In the Third Meditation, Descartes distinguishes two main subclasses of “thoughts”: “ideas,” which are “as it were images of things,” and others, “thus when I will or am afraid, or affirm or deny” (AT VII 37, CSM II 25–26). The latter, “judgments,” “can properly be said to be the bearers of truth and falsity.” Descartes will later call this kind of falsity “formal falsity” (AT VII 43, CSM II 30). He goes on to say that, “as far as ideas are concerned, provided they are considered solely in themselves and I do not refer them to anything else, they cannot strictly speaking be false.” Thus, it is only judgments “where I must be on my guard against making a mistake.” If we suppose that Descartes also means that ideas cannot properly speaking be true, then we have a bifurcation thesis: some thoughts can be the bearers of truth and falsity (properly understood); others cannot. Call this the “standard view.” The standard view also comes with an explanation for the bifurcation. Since only propositions can be true or false and since judgments are expressed by statements with propositional clauses (e.g., “I judge that God exists”) and ideas are expressed by phrases with term structures (e.g., “an idea of God”), judgments can be true or false, but ideas cannot be.
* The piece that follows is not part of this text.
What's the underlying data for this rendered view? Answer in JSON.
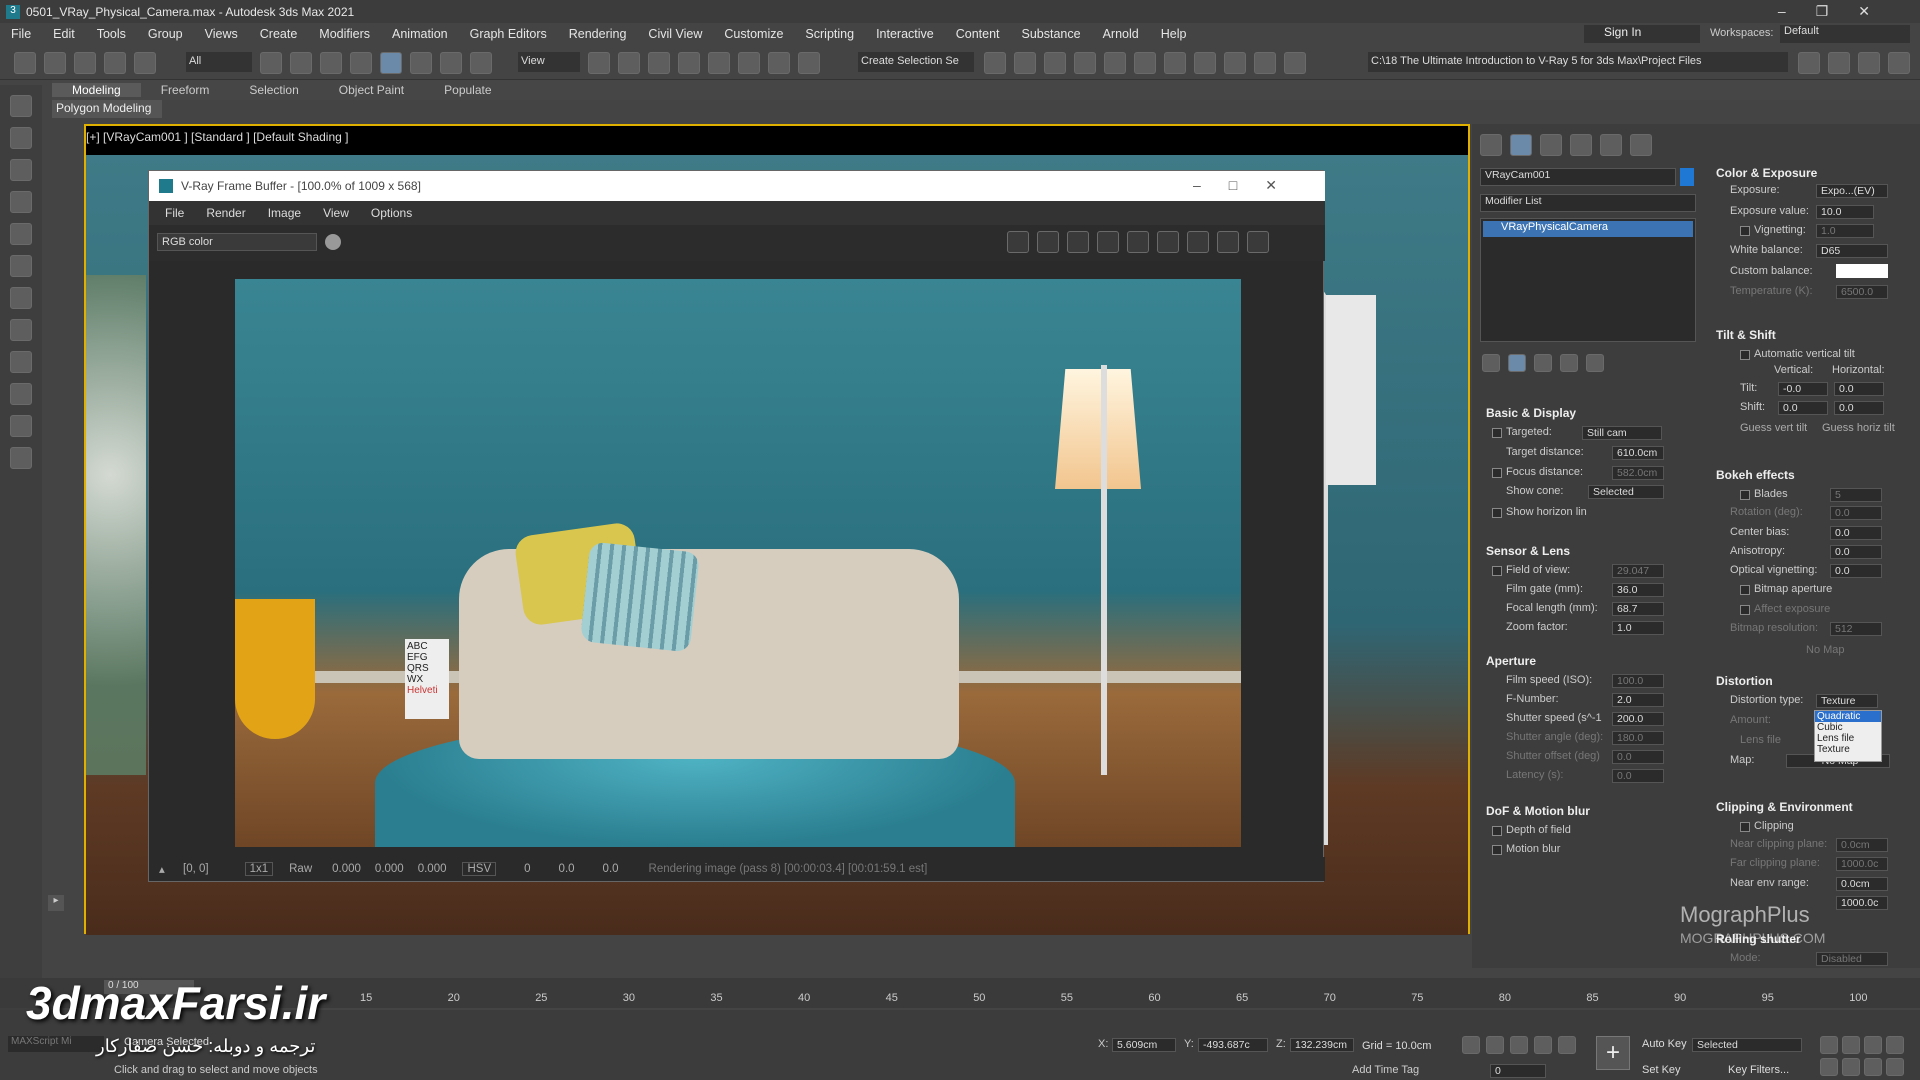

There are some difficulties with the standard view. For one thing, when in the Fourth Meditation, Descartes explains the difference between judgments and ideas, he does not mention a distinction between term expressions and proposition expressions but says that judgments are active events, falling on the side of the will, and ideas are passive events, falling on the side of perception (AT VII 56, CSM II 39). For another, there are several categories of texts in which Descartes attributes truth to items that fall on the side of perceptions rather than judgments. One of the most important of these is where Descartes asserts his “rule of truth,” for example, in the second paragraph of the Third Meditation: “Whatever I perceive very clearly and distinctly is true.” If perceptions are not judgments, how can they be true? The answer that the standard view offers is that they can be true if the content of the clear and distinct ideas is a proposition, which in this case it is: “I am a thinking thing….